I’m an unrepentant streamer junkie. I cannot be reformed. I’m unapologetic – especially on a float trip. So when our friends up at the Taylor Creek Fly Shop gave us a report that suggested streamers were a good pattern on the Roaring Fork River… I was throwing streamers.
We had a last minute game change for a weekend float based primarily on weather reports. The wind was supposed to rip at 30-35 mph on the Colorado River. A Colorado storm was brewing. The Roaring Fork is tucked south of the I-70 corridor and might be a bit more resistant to sustained winds. We rolled the dice and it paid off.
We fished the section of the Roaring Fork between Carbondale and Glenwood Springs. On day one, we opted for a later start to let the water temperatures rise. The day started and ended with overcast skies. The water was flowing around 350 CFS – I probably wouldn’t float it at any lower levels (we have a fairly low profile cataraft). When the wind did blow, it ripped and pushed us around quite a bit – even back up stream at points. We threw black, green, and brown streamers and saw consistent action right from the put in. The water was a bit off color – especially for the Roaring Fork.
About midway through the float the wind died a bit and the baetis hatch went off – followed by a feeding frenzy on the surface.
At this point we switched it up throwing a dry dropper rig. The size 20 dry received quite a bit of inspection… and subsequent rejection. One fish we watched feeding came up, eyeballed the dry, rejected it, then the trailing Juju Baetis caught his eye. He turned, swirled, and crushed it. That take and visual experience was a trip maker. When the wind died down... we saw noses poking up and a feeding melee commenced. All this action began on the surface around 2:00pm.
On Saturday night the same weather event that dropped 10+ inches in Vail Valley was a torrential downpour in the Glenwood Springs area. The streets were literally flooding. When we checked the water clarity the next day it had degraded quite a bit, but we decided to fish regardless. On the upside, the water bumped about 100 CFS. The sun was high in the sky and the temperatures had dropped. Gone was the massive BWO hatch and the streamer fishing had slowed quite a bit early in the morning. Toward the end of the float the fishing picked up – it seemed to be commensurate with the temperature increase. We picked up fish on streamers and a few on nymphs – the juju again as well as a red Psycho Prince size 12.

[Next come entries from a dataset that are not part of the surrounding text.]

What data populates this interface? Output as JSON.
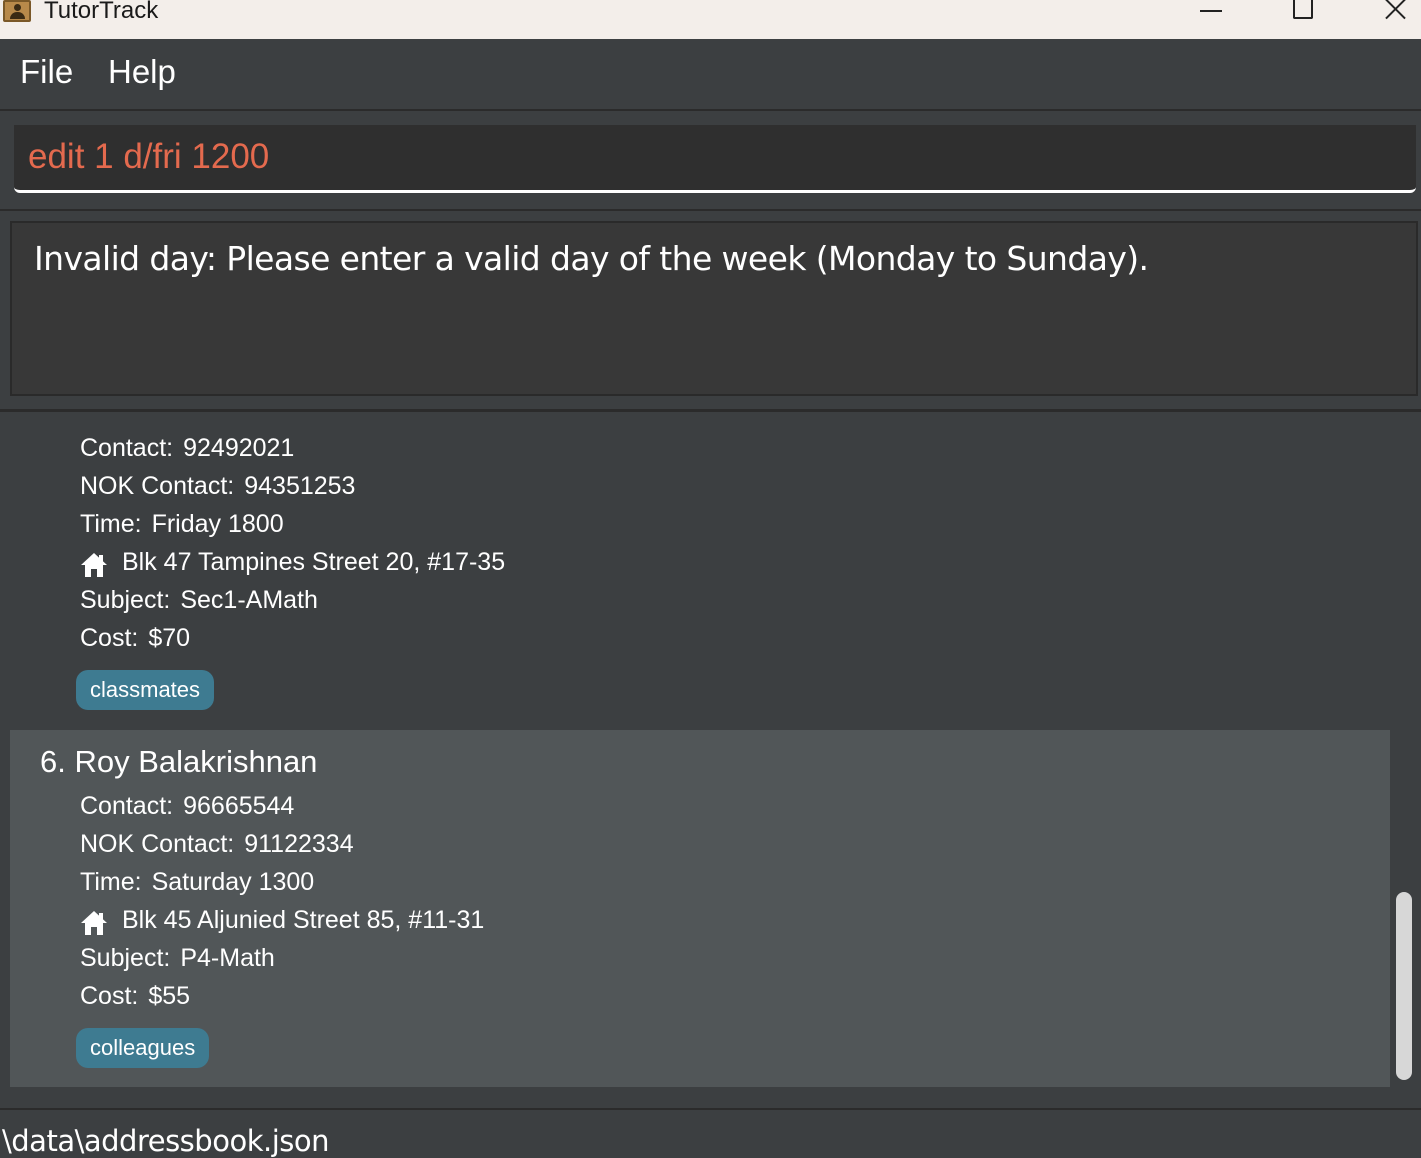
{
  "window": {
    "title": "TutorTrack"
  },
  "menu": {
    "file": "File",
    "help": "Help"
  },
  "command": {
    "value": "edit 1 d/fri 1200"
  },
  "result": {
    "message": "Invalid day: Please enter a valid day of the week (Monday to Sunday)."
  },
  "persons": [
    {
      "contact_label": "Contact:",
      "contact": "92492021",
      "nok_label": "NOK Contact:",
      "nok": "94351253",
      "time_label": "Time:",
      "time": "Friday 1800",
      "address_icon": "home-icon",
      "address": "Blk 47 Tampines Street 20, #17-35",
      "subject_label": "Subject:",
      "subject": "Sec1-AMath",
      "cost_label": "Cost:",
      "cost": "$70",
      "tag": "classmates"
    },
    {
      "name": "6. Roy Balakrishnan",
      "contact_label": "Contact:",
      "contact": "96665544",
      "nok_label": "NOK Contact:",
      "nok": "91122334",
      "time_label": "Time:",
      "time": "Saturday 1300",
      "address_icon": "home-icon",
      "address": "Blk 45 Aljunied Street 85, #11-31",
      "subject_label": "Subject:",
      "subject": "P4-Math",
      "cost_label": "Cost:",
      "cost": "$55",
      "tag": "colleagues"
    }
  ],
  "status": {
    "path": "\\data\\addressbook.json"
  },
  "colors": {
    "command_text": "#e46a4e",
    "tag_bg": "#3e7b91",
    "selected_card": "#515658",
    "background": "#3c3f41"
  }
}
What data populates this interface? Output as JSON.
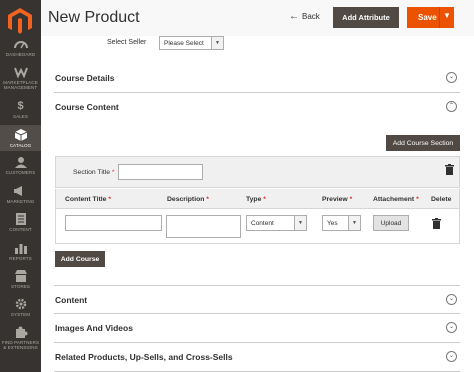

We made it out of the valley and back down the hill a few hours before the storm ripped through the I-70 corridor dropping another 10”+ of fresh white stuff. It looks like January again here in Colorado. The snow continues to fall which we’re all very happy to see. It looks like the snowpack will continue to grow as we move through the spring season further supporting our prediction for a great fly fishing season in Colorado. This trip was also a great reminder that conditions change quickly here and to make sure you are prepared for dynamic situations. If you are researching a trip or have questions about fishing conditions here in Colorado, don't hesitate to stop in or call the shop - 877.464.0034.